• **Task instructions**: Only lines with the word "text" are wanted; copy each of them from the listing below.

Supplied information Start Marker

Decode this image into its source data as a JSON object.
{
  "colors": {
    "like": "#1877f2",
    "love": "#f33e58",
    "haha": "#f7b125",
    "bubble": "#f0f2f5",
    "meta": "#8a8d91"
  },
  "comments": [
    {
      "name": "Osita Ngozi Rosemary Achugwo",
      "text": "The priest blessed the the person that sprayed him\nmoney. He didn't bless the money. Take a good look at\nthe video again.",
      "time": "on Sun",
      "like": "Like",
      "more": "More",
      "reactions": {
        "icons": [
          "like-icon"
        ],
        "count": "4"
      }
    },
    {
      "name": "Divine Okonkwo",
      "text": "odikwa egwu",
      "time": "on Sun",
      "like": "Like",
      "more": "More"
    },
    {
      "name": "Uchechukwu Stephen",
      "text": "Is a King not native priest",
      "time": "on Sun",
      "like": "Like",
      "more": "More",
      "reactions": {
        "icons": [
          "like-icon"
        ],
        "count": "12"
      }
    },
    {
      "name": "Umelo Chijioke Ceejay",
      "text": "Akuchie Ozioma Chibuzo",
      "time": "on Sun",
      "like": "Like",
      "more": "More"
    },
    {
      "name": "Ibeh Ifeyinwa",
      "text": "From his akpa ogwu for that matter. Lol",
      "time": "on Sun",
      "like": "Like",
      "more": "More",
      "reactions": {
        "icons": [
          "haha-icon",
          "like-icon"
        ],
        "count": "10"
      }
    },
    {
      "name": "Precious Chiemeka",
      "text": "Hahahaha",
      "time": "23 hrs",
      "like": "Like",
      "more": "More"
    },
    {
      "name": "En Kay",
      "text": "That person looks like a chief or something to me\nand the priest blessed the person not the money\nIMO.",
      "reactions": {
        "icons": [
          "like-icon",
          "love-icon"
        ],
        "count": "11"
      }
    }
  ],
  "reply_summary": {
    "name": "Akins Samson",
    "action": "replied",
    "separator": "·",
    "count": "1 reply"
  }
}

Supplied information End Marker
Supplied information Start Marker

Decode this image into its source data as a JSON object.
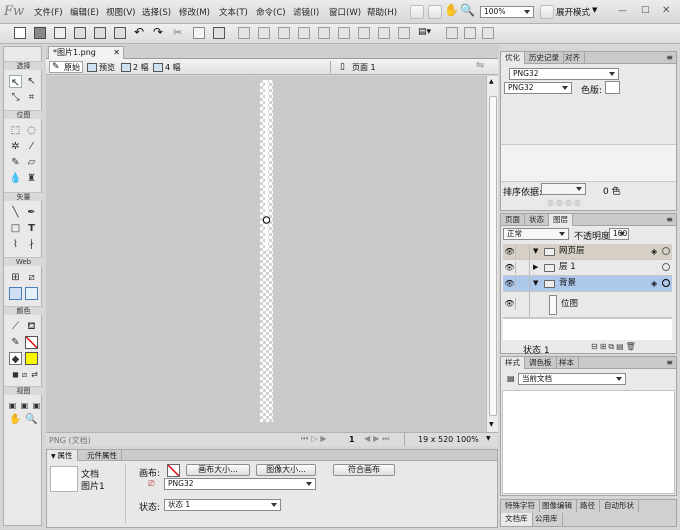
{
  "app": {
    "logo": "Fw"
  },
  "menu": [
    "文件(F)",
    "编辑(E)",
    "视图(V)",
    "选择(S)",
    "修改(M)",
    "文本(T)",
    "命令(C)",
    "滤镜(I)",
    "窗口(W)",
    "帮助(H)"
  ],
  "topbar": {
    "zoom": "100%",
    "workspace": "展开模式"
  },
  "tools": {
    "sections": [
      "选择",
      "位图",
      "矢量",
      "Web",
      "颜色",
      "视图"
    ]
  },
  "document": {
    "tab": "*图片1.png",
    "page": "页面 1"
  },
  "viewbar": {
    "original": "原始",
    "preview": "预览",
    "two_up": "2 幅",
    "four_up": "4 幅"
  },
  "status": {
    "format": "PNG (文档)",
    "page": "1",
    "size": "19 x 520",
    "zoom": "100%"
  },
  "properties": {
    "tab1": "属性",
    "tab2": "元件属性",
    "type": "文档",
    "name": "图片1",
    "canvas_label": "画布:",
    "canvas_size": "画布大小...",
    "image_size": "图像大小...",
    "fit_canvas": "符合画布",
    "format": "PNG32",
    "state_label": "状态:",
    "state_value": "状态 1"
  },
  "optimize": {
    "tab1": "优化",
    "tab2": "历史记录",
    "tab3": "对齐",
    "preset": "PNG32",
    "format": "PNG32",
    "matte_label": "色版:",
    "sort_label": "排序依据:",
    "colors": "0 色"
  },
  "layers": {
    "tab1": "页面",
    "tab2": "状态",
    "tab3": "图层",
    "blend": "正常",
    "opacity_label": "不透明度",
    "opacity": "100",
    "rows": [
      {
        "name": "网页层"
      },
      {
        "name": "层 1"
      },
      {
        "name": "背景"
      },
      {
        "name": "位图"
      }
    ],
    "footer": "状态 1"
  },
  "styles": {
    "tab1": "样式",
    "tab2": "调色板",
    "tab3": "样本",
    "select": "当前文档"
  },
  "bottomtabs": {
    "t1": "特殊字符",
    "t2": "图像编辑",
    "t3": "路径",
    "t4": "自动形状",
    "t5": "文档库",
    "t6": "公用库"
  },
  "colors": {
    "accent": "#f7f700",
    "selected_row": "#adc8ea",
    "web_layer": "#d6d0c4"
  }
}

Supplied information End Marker

• **Result of this exercise**:
      "text": "The priest blessed the the person that sprayed him\nmoney. He didn't bless the money. Take a good look at\nthe video again.",
      "text": "odikwa egwu",
      "text": "Is a King not native priest",
      "text": "Akuchie Ozioma Chibuzo",
      "text": "From his akpa ogwu for that matter. Lol",
      "text": "Hahahaha",
      "text": "That person looks like a chief or something to me\nand the priest blessed the person not the money\nIMO.",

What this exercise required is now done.